  • The Threadripper 3960X and 3970X, however, are $1,399 and $1,999 (MSRP) respectively. If you are spending less than $1000, then the Intel Core X-10000 series and Intel Core 9th Gen processors are as good or better for overall performance than AMD Ryzen CPUs.

Lastly, if you have the budget and your workflow requires it – that is, marginally better performance is worth the investment, it is not hard to pick the best CPU for video editing. You should keep in mind that just a few CPU models from Intel and AMD can be confidently expected to deliver more performance for more money. They are the "overall best": Intel Core i9 10920X, 10940X, and 10980XE, as well as the AMD Threadripper 3960X. If you can afford these, you really can't go wrong whatever your workflow requirements.

When choosing the best CPU for video editing, the bottom line is that the right CPU for you will depend on the applications you expect to use and exactly what you will do with them. But the information above gives you choices starting at around $500 that will get good overall performance from your video-editing software. Between $500 and $750, a great many models are available, but you can expect the difference in overall speed between these and CPUs at the "high-high end" may be no more than 15 percent. If your workflow is such that 15 really matters, then you are looking at $1,000 and up for the very top of the line.

An article cited here several times by analyst Matt Bach, "What is the best CPU for video editing (2019), published by Puget Systems on November 27, 2019, provides extremely detailed reports on the testing that produced the bottom line results reported here on best CPU for $500, best for $1,000, and best for unlimited budgets.

Movavi Video-Editing Software

Movavi Video Editor Plus is loaded with features and capabilities, but you will find it intuitive to use, freeing your attention for creativity. You have what you need at your fingertips – not under multiple layers of tabs and menus – and means ready to enhance your creative work.

With video-editing equipment of Movavi quality, virtually any video file format can be used in your multi-media project – and improved in quality and color while you are doing it. There is no watermark on the output video if you choose.
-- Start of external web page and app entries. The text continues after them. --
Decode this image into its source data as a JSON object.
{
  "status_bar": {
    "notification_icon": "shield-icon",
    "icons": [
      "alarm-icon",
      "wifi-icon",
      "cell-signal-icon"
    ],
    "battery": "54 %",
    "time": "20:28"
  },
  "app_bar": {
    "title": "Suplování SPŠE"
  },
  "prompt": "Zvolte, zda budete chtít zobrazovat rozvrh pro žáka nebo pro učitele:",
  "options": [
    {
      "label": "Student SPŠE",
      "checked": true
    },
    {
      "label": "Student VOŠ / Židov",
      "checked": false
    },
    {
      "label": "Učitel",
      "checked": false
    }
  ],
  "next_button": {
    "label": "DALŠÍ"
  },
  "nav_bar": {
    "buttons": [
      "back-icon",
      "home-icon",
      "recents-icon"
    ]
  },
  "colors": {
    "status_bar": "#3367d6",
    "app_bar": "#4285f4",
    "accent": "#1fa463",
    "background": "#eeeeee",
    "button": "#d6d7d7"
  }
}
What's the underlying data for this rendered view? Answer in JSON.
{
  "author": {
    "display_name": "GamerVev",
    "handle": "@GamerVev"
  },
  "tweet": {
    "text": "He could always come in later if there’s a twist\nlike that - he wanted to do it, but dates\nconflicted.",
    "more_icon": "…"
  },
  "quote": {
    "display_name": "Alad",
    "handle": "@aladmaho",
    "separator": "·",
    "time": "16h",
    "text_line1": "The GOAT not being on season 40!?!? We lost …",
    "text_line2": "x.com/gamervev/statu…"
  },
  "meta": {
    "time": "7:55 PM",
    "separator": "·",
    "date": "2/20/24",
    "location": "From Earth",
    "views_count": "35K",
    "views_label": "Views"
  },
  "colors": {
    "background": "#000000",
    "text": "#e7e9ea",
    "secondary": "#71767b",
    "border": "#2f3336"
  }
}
And when the task demands a video-editing tool with the special effects, keyframe animation, and ready-made intros, it's all there with Video Editor Plus to bring your ideas to perfection. Our new user interface is easier than ever. There is nothing to learn. And when it comes to file processing and rendering, Movavi Editor Plus is fast, fast, fast.

Check back here regularly for information, insights, and updates on the range of resources – including our entire spectrum of software programs – to lend your multimedia projects professionalism, power, and the perfection that is possible with these outstanding tools.

 

Movavi Video Editor Plus

Your next step in video-making

  • Edit video clips, images, and audio on a timeline
  • Add transitions, filters, titles, and stickers
  • Animate objects using keyframes, use more built-in media
  • Export videos in any popular format

* The free version of Movavi Video Editor Plus has the following restrictions: 7-day trial period, watermark on the output videos, and, if you’re saving a project as an audio file, an ability to save only half the audio length. Learn more